- [Exercise details]: Copy, from the entries below, each line where the word "equations" can be found.

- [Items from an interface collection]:

=== Begin Enclosure ===

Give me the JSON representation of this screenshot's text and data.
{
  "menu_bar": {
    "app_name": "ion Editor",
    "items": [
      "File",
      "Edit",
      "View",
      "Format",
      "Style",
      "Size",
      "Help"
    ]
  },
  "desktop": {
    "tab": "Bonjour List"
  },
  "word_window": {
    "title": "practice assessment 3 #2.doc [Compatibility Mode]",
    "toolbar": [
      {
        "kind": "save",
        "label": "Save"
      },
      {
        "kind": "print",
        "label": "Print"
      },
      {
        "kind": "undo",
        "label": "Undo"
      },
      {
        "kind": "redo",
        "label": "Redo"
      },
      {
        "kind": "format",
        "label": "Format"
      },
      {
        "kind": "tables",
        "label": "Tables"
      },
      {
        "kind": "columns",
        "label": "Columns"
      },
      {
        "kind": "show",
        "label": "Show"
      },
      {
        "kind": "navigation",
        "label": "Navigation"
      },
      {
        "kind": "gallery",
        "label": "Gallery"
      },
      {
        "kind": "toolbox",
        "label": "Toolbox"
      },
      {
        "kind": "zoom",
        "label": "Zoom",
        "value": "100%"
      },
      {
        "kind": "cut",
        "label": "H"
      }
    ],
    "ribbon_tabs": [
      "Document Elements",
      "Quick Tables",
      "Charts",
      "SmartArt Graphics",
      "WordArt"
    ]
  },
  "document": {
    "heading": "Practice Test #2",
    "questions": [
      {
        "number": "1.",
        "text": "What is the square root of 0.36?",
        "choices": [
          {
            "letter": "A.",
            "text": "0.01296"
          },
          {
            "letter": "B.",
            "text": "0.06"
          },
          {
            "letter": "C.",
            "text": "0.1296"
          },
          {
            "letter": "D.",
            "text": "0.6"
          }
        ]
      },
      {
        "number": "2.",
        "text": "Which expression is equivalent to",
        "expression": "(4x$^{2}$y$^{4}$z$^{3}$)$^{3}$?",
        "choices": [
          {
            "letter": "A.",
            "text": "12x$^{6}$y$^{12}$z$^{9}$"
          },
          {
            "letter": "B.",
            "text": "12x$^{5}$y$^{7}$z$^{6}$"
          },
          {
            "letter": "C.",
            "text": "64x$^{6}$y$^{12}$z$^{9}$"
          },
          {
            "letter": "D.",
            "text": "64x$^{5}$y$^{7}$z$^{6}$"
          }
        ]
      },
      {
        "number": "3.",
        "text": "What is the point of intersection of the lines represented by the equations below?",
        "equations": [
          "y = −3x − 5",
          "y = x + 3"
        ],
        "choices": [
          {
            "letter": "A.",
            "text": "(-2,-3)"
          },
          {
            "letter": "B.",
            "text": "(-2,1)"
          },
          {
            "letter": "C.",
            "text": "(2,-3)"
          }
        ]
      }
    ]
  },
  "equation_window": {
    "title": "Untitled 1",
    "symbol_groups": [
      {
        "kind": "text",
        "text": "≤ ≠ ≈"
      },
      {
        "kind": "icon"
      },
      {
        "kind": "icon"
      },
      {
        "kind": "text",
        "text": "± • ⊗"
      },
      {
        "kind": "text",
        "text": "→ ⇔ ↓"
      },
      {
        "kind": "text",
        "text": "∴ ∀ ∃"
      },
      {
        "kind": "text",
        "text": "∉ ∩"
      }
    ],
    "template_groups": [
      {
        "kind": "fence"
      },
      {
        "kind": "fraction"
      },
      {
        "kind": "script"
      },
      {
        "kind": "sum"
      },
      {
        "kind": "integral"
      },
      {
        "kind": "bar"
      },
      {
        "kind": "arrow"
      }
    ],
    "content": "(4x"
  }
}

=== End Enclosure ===

- [Answer to this task]:
        "text": "What is the point of intersection of the lines represented by the equations below?",
        "equations": [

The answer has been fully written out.